I will make a man more precious than fine gold; even a man than the golden wedge of Ophir.
One who listens to the talk of the street and the shops, might easily get the impression that the value of man is a subject of general interest. "How much is he worth?" is a question often heard. What answers do you hear? He is worth five thousand dollars; ten thousand; a million; ten millions. And of one and another it is said with a mixture of pity and contempt, "He is not worth anything!" Before the war men and women were actually bought and sold for money. How much is he or she worth, was then in some quarters a question simply commercial; a question to which a perfectly literal answer could be given. May it not be well to go a little deeper than the common usage goes into the meaning of this phrase, and ask, with all seriousness, not concerning this man or that man, but concerning man, any man, every man, "How much is he worth?"
I. MAN IS WORTH MORE THAN HIS INSTITUTIONS. Many persons have supposed that the chief end of man was to support certain institutions. We get many a hint of this error in our study of the people whose history is contained in the Bible. They thought that their ceremonial law was vastly more sacred than the men who worshipped by means of it. If their ritual obstructed human growth, crippled virtue, or killed charity, no matter; these must stand back and let the ritual be exalted. And when Christ told them that the Sabbath was made for man and not man for the Sabbath — that men were of more account than all this ritual machinery, they were astonished and scandalised; they called Him a blasphemer. This is no singular phenomenon. History is full of the outworking of this tendency. All over the world, all along the ages, men have been made the slaves of systems. When Christ came, His teachings were so entirely out of harmony with this notion that the people were fairly bewildered by them. What has been said of religious systems is equally true of political systems. There is now and always has been a prevalent notion that people were made for governments, and not governments for people; that it is more important that certain dynasties should reign, or that certain political institutions should be kept intact, or that certain parties should remain in power, or that certain policies should be adopted, than that men should be free and wise and good and prosperous. It is not true that human institutions are of no value; they are often of great value. But they are not ends; they are instruments. It follows that those systems are best which best assist the development of manhood.

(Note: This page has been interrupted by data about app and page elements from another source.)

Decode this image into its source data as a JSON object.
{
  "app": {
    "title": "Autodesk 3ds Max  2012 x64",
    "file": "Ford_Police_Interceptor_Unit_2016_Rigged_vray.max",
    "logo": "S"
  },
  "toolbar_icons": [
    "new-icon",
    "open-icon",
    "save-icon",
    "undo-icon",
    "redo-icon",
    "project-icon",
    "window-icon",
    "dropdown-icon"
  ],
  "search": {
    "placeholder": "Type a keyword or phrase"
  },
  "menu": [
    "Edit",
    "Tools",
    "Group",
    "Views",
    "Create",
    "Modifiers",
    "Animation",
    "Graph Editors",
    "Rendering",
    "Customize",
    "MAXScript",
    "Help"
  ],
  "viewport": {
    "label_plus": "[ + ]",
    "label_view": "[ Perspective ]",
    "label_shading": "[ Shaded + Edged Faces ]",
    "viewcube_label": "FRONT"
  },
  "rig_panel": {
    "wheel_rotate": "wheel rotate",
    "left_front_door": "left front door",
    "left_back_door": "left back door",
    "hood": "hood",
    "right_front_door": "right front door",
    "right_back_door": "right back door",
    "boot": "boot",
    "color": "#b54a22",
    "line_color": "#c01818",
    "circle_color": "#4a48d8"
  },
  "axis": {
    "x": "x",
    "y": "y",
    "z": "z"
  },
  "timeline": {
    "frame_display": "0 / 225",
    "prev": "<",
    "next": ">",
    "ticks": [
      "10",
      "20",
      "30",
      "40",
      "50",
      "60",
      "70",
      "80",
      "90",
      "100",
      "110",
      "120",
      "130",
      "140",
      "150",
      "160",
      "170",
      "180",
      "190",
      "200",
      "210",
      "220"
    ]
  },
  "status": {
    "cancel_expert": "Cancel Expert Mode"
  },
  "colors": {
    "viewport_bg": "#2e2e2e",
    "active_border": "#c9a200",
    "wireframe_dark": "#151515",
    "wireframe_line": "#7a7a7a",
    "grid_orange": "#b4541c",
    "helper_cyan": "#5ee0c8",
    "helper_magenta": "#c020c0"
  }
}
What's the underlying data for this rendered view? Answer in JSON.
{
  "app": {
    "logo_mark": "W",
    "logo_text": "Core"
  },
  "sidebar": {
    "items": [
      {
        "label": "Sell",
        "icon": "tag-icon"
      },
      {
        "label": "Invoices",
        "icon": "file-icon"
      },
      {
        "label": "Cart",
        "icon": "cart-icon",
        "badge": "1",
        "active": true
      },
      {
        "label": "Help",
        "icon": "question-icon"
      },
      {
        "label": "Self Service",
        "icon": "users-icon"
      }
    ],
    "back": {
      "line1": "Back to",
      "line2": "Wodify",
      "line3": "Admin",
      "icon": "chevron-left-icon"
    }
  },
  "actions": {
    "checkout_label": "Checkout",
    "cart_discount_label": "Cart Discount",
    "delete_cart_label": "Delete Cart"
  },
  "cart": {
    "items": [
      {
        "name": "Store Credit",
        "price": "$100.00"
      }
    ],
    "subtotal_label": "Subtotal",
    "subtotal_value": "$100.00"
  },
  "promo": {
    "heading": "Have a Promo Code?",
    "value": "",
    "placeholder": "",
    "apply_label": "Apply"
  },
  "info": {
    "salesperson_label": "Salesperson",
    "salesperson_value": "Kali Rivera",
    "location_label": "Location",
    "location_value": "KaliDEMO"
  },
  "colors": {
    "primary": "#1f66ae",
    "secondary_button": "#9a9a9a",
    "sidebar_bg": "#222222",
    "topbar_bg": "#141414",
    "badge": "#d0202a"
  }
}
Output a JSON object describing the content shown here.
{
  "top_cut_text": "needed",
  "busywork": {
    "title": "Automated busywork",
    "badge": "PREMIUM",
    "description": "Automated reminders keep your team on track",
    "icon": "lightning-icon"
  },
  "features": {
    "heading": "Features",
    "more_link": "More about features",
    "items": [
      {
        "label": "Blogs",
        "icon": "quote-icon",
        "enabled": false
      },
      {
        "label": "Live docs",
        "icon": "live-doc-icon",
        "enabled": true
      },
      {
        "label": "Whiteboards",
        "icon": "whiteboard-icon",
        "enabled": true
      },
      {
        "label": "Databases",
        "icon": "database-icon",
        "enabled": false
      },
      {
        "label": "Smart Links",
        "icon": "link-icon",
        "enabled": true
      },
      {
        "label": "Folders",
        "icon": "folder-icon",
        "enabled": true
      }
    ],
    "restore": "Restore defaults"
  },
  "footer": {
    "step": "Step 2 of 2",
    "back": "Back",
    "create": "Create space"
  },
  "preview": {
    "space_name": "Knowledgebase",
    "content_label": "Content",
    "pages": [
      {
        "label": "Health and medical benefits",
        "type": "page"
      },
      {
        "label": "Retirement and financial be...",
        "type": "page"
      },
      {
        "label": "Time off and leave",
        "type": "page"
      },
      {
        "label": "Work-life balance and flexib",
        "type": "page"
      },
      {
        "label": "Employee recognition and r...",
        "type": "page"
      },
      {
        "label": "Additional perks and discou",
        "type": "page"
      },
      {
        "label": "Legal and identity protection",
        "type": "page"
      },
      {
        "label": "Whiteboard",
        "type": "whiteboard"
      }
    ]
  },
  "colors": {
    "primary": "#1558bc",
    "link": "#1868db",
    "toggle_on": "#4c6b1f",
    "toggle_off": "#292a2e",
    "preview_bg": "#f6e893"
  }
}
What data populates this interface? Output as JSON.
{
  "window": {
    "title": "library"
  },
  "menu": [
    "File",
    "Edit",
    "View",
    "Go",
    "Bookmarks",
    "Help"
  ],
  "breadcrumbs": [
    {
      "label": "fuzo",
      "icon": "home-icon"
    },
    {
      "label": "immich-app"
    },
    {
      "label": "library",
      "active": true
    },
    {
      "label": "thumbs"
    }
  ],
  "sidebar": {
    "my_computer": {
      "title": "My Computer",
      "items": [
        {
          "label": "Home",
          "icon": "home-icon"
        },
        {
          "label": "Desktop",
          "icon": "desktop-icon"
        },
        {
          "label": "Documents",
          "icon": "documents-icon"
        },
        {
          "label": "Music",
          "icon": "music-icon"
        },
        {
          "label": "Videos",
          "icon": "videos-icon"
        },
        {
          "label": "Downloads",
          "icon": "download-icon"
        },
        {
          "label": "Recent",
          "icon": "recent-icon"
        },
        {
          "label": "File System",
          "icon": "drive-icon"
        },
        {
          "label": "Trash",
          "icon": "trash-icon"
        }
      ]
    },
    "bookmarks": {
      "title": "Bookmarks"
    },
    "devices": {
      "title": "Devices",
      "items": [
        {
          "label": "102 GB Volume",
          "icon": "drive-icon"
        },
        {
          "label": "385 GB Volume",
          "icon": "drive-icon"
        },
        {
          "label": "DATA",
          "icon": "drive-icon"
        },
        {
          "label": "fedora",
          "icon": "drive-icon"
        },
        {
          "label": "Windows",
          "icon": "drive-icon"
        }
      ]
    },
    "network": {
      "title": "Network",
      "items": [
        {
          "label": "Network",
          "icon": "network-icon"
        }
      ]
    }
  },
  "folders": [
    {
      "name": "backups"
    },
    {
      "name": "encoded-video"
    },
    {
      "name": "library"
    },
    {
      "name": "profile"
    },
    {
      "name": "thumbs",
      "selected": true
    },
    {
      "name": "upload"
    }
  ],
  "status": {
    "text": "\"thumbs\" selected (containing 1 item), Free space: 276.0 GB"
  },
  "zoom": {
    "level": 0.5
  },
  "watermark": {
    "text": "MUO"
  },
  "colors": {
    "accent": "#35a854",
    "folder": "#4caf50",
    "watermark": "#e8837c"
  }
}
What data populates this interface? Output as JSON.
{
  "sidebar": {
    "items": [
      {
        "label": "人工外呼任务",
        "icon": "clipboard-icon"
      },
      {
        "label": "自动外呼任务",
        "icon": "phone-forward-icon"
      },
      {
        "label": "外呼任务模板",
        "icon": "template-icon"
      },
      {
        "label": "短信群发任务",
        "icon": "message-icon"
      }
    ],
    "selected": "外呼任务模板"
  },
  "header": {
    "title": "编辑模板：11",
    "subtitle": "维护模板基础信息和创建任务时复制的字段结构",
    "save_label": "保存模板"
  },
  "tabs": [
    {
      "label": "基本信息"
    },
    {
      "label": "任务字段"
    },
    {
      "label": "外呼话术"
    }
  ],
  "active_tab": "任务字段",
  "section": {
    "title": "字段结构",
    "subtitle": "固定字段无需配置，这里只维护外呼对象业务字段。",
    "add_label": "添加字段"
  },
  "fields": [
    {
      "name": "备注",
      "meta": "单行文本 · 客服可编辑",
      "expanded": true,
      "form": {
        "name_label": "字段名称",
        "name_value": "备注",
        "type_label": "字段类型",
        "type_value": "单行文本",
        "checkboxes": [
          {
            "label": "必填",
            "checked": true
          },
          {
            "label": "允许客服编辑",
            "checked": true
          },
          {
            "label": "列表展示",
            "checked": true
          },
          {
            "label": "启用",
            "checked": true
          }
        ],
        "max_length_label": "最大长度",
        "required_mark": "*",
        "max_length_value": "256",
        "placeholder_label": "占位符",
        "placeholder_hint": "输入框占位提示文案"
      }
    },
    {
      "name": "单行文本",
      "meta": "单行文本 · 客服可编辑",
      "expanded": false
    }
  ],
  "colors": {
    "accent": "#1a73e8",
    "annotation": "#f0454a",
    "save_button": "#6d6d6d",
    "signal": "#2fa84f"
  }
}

II. MAN IS WORTH MORE THAN HIS COSTLIEST POSSESSIONS. This is another of those truths, often on our lips, but not more than half believed. Evidence of this is visible in the respect paid to wealth, even when it is joined to one who is but a caricature of manhood; even when it is the spoil that has been won by the debasement of manhood. How plain are the proofs before our faces every day that the multitudes do not believe a man to be more precious than gold! It is not the rich alone whose judgment in this matter goes astray; the poor fall into the same error. They say that money does not make the man, say it angrily and bitterly, not seldom; but their conduct often shows that they think, after all, that money does make the man. Their envy of the rich convicts them. Are there not in our own conduct, sometimes, clear illustrations of this fact? Do we not often find ourselves preferring gold to manhood; labouring more diligently to enlarge our possessions than to improve ourselves? It is not true that property is of no consequence; man's belongings are good just in proportion as they assist in the development of his character.
III. IT IS BECAUSE OF HIS KINSHIP TO GOD THAT MAN IS OF SUCH ILLUSTRIOUS WORTH. And nothing seems more certain than that these powers may, by disuse or misuse, be impaired and finally lost. And so cut off by his own act from the source of all light and love, he is deserted by all generous impulses, by all holy aspirations, and is left to grovel in the mire of selfishness and carnality. "How much was he worth when he died? "some man may ask. What if the seer must answer: "He was the heir of immortality, but he sold his birthright for a song."
(W. Gladden, D. D.)
Parallel VersesKJV: I will make a man more precious than fine gold; even a man than the golden wedge of Ophir.